Services include pregnancy tests, obstetrical ultrasound by a registered nurse under the supervision of a physician and selected tests for sexually transmitted diseases.
“We need to provide a support system that has that continual person always pouring into them, giving them the ability to learn,” Nauman said. “Help them to see it’s not a free handout. That they did it, they accomplished something for their child and their family.”
“We’re empowering people to be healthy, whether that be physically or emotionally,” he said.
In addition, there is school outreach to around 2,000 students on topics such as sexual risk avoidance education, social media, risky behavior and suicide.
Another program the clinic touts is for younger people, called Creating Healthy Boundaries. The 15-week, one-on-one educational program’s goal is teaching women to define and defend their personal boundaries.

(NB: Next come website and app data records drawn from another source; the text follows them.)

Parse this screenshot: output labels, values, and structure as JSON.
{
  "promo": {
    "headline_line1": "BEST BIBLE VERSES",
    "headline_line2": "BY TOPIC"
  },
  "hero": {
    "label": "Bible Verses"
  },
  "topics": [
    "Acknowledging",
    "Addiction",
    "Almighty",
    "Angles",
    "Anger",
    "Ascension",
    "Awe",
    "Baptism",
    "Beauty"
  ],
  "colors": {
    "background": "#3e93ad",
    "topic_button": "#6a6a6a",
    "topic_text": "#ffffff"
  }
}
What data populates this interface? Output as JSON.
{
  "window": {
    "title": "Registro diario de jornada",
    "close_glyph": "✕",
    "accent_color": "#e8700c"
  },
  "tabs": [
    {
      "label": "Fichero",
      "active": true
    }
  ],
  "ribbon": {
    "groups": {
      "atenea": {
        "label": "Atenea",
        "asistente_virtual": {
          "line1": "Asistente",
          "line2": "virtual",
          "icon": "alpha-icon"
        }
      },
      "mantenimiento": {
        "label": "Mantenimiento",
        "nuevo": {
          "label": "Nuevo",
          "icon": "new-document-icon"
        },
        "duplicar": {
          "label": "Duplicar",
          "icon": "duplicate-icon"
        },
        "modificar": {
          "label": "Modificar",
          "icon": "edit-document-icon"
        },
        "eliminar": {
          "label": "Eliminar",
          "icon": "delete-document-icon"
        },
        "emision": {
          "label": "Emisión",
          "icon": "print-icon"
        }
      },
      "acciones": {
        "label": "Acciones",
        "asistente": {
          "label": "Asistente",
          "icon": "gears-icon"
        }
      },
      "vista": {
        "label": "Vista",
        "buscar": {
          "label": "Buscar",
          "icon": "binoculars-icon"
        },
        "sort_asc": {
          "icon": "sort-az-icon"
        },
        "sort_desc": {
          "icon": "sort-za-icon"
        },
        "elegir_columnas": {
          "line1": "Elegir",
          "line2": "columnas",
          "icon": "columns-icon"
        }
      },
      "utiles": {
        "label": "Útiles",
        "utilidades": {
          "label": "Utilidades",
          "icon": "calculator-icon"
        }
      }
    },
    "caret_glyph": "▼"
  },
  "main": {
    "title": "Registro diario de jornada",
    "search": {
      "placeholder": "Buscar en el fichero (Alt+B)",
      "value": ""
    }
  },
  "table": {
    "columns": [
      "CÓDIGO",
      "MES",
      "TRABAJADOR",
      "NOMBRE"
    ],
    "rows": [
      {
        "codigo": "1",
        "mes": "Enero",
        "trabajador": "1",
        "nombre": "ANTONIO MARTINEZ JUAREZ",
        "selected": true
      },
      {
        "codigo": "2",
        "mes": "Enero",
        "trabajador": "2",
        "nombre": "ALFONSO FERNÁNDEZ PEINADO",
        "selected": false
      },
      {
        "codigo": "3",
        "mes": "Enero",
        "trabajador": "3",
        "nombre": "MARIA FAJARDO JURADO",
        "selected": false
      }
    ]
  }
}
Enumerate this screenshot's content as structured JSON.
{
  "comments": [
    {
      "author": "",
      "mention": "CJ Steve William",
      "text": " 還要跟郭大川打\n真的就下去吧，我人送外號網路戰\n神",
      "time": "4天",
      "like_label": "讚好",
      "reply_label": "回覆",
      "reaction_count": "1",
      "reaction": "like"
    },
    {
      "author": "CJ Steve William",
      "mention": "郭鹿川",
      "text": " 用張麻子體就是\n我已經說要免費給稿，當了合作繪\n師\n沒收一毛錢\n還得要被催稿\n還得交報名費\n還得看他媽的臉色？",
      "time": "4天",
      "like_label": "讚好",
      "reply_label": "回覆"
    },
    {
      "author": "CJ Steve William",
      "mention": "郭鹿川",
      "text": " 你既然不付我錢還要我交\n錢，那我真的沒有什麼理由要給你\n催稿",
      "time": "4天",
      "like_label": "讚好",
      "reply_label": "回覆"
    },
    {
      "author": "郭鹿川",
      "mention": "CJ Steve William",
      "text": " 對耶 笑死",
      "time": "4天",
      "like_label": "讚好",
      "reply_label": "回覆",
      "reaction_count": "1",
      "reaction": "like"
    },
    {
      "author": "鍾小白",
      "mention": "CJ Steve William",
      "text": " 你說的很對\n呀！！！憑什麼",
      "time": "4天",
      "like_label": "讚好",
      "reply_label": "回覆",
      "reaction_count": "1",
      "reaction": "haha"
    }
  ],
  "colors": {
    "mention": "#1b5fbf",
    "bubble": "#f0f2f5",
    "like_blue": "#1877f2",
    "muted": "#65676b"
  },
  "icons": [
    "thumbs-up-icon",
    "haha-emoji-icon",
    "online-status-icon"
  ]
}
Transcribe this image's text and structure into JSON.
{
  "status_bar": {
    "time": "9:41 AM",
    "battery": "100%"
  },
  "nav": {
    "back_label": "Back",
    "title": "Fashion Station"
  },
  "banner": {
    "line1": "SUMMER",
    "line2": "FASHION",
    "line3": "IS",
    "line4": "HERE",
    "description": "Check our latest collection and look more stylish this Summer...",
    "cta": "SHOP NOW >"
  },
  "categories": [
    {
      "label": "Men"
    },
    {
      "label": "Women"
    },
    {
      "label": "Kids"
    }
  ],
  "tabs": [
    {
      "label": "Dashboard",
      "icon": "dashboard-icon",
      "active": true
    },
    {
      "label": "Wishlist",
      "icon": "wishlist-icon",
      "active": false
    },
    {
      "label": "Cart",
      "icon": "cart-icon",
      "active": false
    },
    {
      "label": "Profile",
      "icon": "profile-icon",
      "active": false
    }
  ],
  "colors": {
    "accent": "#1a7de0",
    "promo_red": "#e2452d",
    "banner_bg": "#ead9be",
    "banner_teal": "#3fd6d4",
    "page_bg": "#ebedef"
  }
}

There’s something for the guys, too. The Men’s Advocacy program includes individual support, a personal growth group or one-on-one assistance for fathers. Another intriguing aspect would be added when the expansion occurs.
“Eventually, we want to build a man cave in the basement for dads,” Nauman said. “Maybe they’ll play pool with an advocate and they might tell you a little bit of what they’re going through in that setting.
“You know, most of these guys have been raised in a family with no dads, so they don’t know what a dad figure’s supposed to look like. A trust needs to be developed.”
Free to choose
Nauman and the staff of five full-time and seven part-time people aim to provide pregnant women with enough information to make a choice — even if it’s abortion.
“No matter what position you are on the spectrum, I don’t think anyone could argue with the fact that we are providing a free service to help them make an informed decision, unbiased,” she said. “We tell them this is their decision. We just want to make sure you have answers to all of your questions.
“But we do not refer for abortion. They’re told that.”
However, Nauman insists the clinic does not fit a pro-life stereotype. It offers post-abortion counseling for men and women.
“The argument that is always made — all you want to do is save the baby, but you really don’t care about the baby after it is born or the family. That is not Clarity Clinic. We are here after the birth of the baby. We’re here beyond that, providing resources and support on a weekly basis to the girls who come here.
“We’re helping them find jobs. We’re helping them go back to school. We’re helping them know how to protect their child with CPR and first aid and choking.
“The huge component here is, making sure the community knows we do more than ultra-sounds and pregnancy tests. That there’s a huge amount of education we provide and that we’d be able to do much more than we’re already doing if we had the space to do it.”
Reeves said she can’t wait to have her baby boy so that she can bring it back to show everybody and take more classes. She’s especially falling back on the safe sleep class.
“I’m glad my mom took it with me because she’ll be baby-sitting and she didn’t know some of those things.”
Jim Swenson writes for the Telegraph Herald.